- Personality styles (eg: including or excluding people)
- Office layout (eg: cupboards dividing teams into two)
- Tools and technology (eg: email, bulletin board, information pool enabling hidden communication).
- Organisational culture (eg: flexibility of working from home)
Sometimes, an "absence" of a natural force can also be a team dynamic. For example, if the leader or manager is permanently removed from the office, the group may be drawn into a change of behaviour.
To manage team dynamics constructively, one needs to:
1. look for the team dynamics - the 'natural forces' at play
2. determine whether they are acting for good or ill,
3. make interventions to make the effect of those dynamics more positive.

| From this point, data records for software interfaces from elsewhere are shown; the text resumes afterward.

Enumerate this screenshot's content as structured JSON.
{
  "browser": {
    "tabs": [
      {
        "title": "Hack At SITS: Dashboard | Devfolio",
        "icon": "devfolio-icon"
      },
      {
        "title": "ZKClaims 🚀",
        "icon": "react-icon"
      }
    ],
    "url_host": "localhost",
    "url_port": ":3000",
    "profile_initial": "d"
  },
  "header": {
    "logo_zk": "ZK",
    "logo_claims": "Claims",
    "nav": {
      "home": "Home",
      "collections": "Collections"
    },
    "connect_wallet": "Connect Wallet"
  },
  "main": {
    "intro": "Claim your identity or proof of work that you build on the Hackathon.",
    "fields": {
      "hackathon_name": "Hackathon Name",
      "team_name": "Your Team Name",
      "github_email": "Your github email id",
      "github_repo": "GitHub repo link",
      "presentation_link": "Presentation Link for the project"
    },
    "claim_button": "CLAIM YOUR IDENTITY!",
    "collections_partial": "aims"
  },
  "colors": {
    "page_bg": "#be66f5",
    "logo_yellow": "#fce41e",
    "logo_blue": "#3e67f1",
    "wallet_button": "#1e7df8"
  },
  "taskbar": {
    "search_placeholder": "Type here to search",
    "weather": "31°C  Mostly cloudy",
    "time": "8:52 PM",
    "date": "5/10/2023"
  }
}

For example, if a wall of cupboards is inhibiting communication within a group, that wall can be repositioned and the room layout designed to encourage communication (without making the environment too uncomfortable for those who value their privacy when working on individual tasks).
There is one more kind of factor - social factor. Suppose in a small team of people working in one office, there are two people who have a particularly strong friendship. This friendship is a "natural force" that may have an influence on the rest of the team, and can manifest in various ways, either positively or negatively.
The positive effect of a strong friendship in a team might be:
- the friends communicate a lot together...
- ...which naturally results in other members being drawn into the discussion
- ...which results in a good 'social' feel to the group
- ...which makes people enjoy being in the group
- ...which improves motivation and commitment
- to cause the other people to feel excluded...
- ...which means decision making will be skewed
- ...which means that there are likely to be sub-groups
- ...which means that information may not flow across the whole group, but only within the subgroups
- ...which means that miscommunication may lead to misunderstanding and poor collective performance
Thursday, January 08, 2009
But as I now notice, that song was only the tip of the iceberg. Listen to other songs (there are as many as 15 songs in the movie), and you know that there is another music marvel shaping up - Music Director Amit Trivedi (Amit Trivedi who? - I myself had to do some google search to get to know, but I now know he is on my watch list for sure!) is another Rahman in the making, if I may call that.
The movie has world music, Rajasthani folk, head-banging rock, street band baaja, an Awadhi song, Punjabi song and 1980's Euro-pop song.
Dev D is about Devdas, Chandramukhi and Paro. Devdas is called Dev D. It is about today's Devdas, who doesn't drink alcohol but is into drugs like cocaine and ganja. His character is psychedelic so there are hard-rock songs (notice the posters of the movie for the same).
Chandramukhi is not a kothewali prostitute but today's school-going 16-year old prostitute. Chandramukhi is Chanda, a London-returned woman, so her songs have a western classical flavour.
Paro is from Chandigarh here. There are a lot of Punjabi and Awadhi songs for Paro.
My personal fav songs are Nayan Tarse & Pardesi - and lyrics blow you away with somelines going as, "Kahaan Chali Gayi Hai Saari Khushi..". Dejavu, Amrita Pritam?
And finally, look at this poster - creativity at its level best!